“Being a member of a lodge, feeling called, without your wife or children knowing anything about it, to keep a secret that you never confide, is a pleasure and an ambition for certain natures. Lodges are now capable of educating gluttons: but never of the citizens. One dines too much at T. . . C . . . and T . . R . . . F .. (dearest and most respectable Brothers) of all the East; but it is a kind of deposit, a herd, a center through which one must pass before reaching us. Lodges do nothing but a relative evil, an evil tempered by a false philanthropy and by even more false songs, as happens in France. This is too archaic and gastronomic, but it also has a purpose that must always be encouraged. By teaching a brother to carry a weapon with his glass, we thus take possession of his will, his intelligence and his freedom. He disposes of it, you turn it around and around, you study it. Its inclinations, affections and tendencies are discovered; when he is ripe for us, he directs him to the secret society of which Freemasonry can no longer be other than a dark antechamber.
There are many in this case. Make them Freemasons. The loggia will make them carbonari. Perhaps one day Alta Commercio will deign to affiliate them. Meanwhile they will serve as mistletoe for imbeciles, intriguers, the bourgeois and penniless. These poor princes will do our business, thinking they are doing their own. They will serve as a shop sign; there is never a shortage of fools willing to commit themselves to a conspiracy, of which any prince is believed to be the supporting arch.
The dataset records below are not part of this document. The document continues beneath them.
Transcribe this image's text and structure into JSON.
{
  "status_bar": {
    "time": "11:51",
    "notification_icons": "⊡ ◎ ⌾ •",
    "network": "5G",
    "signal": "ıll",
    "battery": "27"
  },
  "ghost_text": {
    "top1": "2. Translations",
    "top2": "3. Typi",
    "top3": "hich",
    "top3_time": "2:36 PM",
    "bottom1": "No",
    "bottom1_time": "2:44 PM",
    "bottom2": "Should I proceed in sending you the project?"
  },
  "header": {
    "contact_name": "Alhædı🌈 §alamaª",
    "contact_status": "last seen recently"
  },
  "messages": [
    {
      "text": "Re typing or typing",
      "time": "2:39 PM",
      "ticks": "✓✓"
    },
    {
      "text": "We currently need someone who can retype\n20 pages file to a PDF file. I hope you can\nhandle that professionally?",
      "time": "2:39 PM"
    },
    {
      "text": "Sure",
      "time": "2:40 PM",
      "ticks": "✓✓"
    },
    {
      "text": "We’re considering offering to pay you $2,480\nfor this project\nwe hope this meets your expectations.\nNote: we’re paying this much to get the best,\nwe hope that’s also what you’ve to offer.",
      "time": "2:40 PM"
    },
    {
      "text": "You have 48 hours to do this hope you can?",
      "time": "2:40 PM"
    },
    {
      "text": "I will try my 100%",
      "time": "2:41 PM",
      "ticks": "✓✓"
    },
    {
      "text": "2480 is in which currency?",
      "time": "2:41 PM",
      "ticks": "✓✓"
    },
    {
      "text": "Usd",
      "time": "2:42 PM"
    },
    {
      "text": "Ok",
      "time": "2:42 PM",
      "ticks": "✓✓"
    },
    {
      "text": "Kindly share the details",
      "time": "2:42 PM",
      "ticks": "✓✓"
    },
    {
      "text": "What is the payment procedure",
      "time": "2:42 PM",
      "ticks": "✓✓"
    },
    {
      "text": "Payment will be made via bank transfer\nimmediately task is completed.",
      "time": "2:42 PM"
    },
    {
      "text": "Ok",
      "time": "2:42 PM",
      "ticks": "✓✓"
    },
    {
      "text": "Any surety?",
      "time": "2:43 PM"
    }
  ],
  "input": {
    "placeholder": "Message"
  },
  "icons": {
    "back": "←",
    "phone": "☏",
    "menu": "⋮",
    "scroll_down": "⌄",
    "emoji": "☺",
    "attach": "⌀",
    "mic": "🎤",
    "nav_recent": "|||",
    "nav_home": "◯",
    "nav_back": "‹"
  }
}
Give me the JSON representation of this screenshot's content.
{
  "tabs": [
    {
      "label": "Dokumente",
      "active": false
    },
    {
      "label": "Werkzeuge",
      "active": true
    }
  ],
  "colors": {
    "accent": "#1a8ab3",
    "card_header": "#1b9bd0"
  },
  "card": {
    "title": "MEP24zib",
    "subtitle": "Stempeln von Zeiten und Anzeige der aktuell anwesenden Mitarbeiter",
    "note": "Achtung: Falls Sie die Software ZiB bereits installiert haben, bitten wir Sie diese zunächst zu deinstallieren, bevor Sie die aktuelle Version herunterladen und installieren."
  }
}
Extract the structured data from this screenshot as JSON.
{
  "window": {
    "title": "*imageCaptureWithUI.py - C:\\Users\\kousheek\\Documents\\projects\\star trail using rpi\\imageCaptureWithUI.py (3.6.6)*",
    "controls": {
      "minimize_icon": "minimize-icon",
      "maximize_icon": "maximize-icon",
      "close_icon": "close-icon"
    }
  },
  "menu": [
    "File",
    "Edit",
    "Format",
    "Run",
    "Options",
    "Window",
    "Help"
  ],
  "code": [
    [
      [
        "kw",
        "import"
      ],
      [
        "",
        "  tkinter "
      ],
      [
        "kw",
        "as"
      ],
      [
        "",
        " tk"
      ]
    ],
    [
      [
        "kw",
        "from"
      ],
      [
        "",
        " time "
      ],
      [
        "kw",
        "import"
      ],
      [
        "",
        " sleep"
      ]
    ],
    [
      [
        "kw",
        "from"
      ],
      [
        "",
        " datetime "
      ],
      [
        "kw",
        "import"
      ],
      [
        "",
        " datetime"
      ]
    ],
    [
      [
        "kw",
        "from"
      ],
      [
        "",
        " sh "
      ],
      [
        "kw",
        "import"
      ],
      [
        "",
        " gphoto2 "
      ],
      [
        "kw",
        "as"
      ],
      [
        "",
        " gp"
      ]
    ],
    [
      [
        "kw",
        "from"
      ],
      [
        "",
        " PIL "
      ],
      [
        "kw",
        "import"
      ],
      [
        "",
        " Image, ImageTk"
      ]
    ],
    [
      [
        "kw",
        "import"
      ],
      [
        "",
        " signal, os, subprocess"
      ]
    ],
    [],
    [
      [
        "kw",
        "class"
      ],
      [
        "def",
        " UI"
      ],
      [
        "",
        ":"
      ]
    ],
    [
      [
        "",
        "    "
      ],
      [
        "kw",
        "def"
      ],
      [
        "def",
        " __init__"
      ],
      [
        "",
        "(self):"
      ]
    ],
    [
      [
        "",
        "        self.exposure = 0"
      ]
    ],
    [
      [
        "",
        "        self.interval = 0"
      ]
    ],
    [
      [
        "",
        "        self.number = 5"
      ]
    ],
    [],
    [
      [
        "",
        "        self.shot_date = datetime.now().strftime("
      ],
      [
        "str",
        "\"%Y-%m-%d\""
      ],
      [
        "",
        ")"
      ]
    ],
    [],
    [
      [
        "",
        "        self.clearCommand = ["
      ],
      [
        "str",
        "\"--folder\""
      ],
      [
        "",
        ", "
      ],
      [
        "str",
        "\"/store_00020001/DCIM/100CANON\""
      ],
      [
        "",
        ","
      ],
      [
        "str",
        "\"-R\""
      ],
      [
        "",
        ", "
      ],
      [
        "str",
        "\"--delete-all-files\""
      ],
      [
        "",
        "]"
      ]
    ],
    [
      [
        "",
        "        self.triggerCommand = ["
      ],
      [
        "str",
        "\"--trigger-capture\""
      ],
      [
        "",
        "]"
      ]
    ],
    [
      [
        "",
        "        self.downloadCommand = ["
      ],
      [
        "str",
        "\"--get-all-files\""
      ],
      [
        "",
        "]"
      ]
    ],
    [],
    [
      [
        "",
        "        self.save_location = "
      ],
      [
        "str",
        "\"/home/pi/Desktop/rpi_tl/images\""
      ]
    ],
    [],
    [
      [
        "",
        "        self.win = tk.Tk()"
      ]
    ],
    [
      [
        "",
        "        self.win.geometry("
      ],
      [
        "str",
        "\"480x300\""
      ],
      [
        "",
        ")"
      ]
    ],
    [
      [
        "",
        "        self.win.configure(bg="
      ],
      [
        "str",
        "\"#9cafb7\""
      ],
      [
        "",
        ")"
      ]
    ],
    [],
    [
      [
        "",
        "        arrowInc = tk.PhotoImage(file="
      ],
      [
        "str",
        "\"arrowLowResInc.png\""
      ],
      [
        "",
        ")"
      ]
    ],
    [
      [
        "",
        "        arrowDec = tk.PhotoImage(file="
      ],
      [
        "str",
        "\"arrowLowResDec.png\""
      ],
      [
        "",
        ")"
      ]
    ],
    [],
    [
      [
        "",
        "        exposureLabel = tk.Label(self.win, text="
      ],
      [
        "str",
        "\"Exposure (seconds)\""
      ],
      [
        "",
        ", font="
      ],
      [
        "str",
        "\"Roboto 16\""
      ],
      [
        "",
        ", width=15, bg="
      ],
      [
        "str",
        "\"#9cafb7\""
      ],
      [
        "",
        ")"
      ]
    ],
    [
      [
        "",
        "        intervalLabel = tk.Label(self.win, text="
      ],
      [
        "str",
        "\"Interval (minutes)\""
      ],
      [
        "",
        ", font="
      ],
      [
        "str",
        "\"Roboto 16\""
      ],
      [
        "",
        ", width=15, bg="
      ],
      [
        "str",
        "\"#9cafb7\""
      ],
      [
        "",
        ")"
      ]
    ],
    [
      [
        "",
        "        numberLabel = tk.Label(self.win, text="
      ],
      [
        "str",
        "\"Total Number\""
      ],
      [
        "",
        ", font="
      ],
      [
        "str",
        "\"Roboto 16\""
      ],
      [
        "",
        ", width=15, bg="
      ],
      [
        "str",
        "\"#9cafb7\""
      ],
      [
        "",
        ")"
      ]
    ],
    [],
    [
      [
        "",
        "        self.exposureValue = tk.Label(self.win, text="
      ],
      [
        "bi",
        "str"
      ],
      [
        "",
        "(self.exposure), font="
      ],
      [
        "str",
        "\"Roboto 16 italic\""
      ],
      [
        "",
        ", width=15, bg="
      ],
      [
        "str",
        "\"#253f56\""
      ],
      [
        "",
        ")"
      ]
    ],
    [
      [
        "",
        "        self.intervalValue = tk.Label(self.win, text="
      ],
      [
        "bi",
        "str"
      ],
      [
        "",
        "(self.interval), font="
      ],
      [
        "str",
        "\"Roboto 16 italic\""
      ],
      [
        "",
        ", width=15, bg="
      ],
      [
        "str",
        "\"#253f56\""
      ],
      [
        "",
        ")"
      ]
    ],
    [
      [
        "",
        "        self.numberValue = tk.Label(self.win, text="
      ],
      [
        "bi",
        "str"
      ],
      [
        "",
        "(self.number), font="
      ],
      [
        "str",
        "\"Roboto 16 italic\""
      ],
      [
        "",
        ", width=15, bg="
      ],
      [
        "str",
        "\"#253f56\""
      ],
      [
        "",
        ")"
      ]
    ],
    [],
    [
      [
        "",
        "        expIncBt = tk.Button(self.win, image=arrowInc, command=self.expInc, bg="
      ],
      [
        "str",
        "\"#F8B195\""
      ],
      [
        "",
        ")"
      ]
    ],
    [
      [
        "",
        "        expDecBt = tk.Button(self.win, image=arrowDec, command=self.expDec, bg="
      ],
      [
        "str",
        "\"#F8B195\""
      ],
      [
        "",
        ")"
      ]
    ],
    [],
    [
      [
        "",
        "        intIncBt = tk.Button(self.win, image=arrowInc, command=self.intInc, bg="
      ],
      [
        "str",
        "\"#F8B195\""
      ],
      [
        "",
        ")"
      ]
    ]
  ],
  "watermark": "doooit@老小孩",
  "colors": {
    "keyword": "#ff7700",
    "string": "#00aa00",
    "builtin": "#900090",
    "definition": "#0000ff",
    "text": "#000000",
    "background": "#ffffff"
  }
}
“Once a man, even a prince, nay especially if a prince, begins to corrupt, persuade yourself that he will not stop on the slope. Little morality is to be found even in the most moral people, and one walks very fast on this road of progress. Not therefore be afraid if you see the flourishing lodges, while Carbonarism is recruited with difficulty.
as you pass, grab the first lamb that will be offered to you in the desired conditions. The bourgeois has some good, the prince even more. But let none of these lambs change into a fox, like the infamous Carignano. Betrayal of sworn secrecy is a death sentence, and all these princes, weak or cowardly, ambitious or repentant, betray us and denounce us. Fortunately, they knew little or nothing, and they cannot trace our true mysteries.
It is the revolution in permanence; it is the forced overthrow of thrones and dynasties. Now an ambitious man cannot want these things. We aim higher and farther: let us therefore try to look at ourselves and consolidate ourselves. We conspire only against Rome; therefore, let us make use of all the accidents, let us profit from all the eventualities; we mainly distrust exaggerated zeal. A good cold, calculated, deep hatred is better than all these fireworks and all these grandstand declamations. In Paris they don’t want to understand these things; but in London, I have known men who grasped our plan better, and associated with it with more fruit. Considerable offers were made to me. Soon we will have a printing house in Malta at our disposal. We can therefore, with impunity, without fail.”